- Task requirements
Return the entries below in their exact form, leaving the pictures out.

___ Material for this exercise

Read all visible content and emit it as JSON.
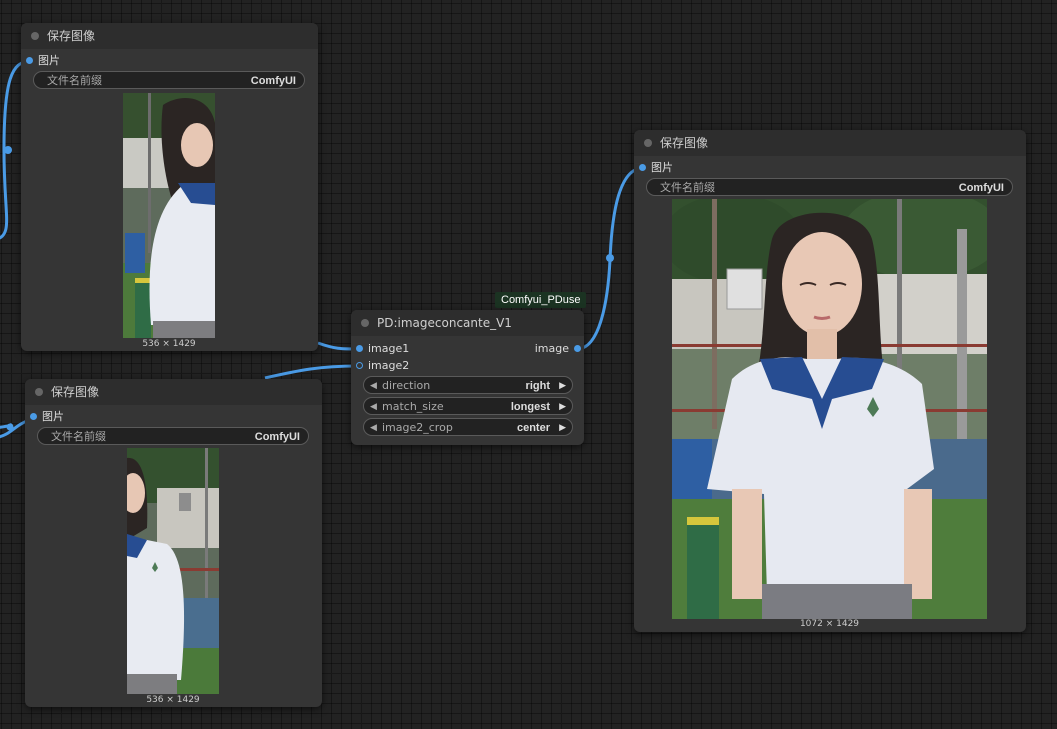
{
  "nodes": {
    "save_top": {
      "title": "保存图像",
      "input_label": "图片",
      "filename_label": "文件名前缀",
      "filename_value": "ComfyUI",
      "image_dims": "536 × 1429"
    },
    "save_bottom": {
      "title": "保存图像",
      "input_label": "图片",
      "filename_label": "文件名前缀",
      "filename_value": "ComfyUI",
      "image_dims": "536 × 1429"
    },
    "save_right": {
      "title": "保存图像",
      "input_label": "图片",
      "filename_label": "文件名前缀",
      "filename_value": "ComfyUI",
      "image_dims": "1072 × 1429"
    },
    "concat": {
      "badge": "Comfyui_PDuse",
      "title": "PD:imageconcante_V1",
      "input1": "image1",
      "input2": "image2",
      "output": "image",
      "widgets": [
        {
          "label": "direction",
          "value": "right"
        },
        {
          "label": "match_size",
          "value": "longest"
        },
        {
          "label": "image2_crop",
          "value": "center"
        }
      ]
    }
  },
  "colors": {
    "link": "#4a9be6",
    "badge_bg": "#1b3322",
    "node_bg": "#353535",
    "canvas_bg": "#222222"
  }
}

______

- Exercise response
Read all visible content and emit it as JSON.
{
  "nodes": {
    "save_top": {
      "title": "保存图像",
      "input_label": "图片",
      "filename_label": "文件名前缀",
      "filename_value": "ComfyUI",
      "image_dims": "536 × 1429"
    },
    "save_bottom": {
      "title": "保存图像",
      "input_label": "图片",
      "filename_label": "文件名前缀",
      "filename_value": "ComfyUI",
      "image_dims": "536 × 1429"
    },
    "save_right": {
      "title": "保存图像",
      "input_label": "图片",
      "filename_label": "文件名前缀",
      "filename_value": "ComfyUI",
      "image_dims": "1072 × 1429"
    },
    "concat": {
      "badge": "Comfyui_PDuse",
      "title": "PD:imageconcante_V1",
      "input1": "image1",
      "input2": "image2",
      "output": "image",
      "widgets": [
        {
          "label": "direction",
          "value": "right"
        },
        {
          "label": "match_size",
          "value": "longest"
        },
        {
          "label": "image2_crop",
          "value": "center"
        }
      ]
    }
  },
  "colors": {
    "link": "#4a9be6",
    "badge_bg": "#1b3322",
    "node_bg": "#353535",
    "canvas_bg": "#222222"
  }
}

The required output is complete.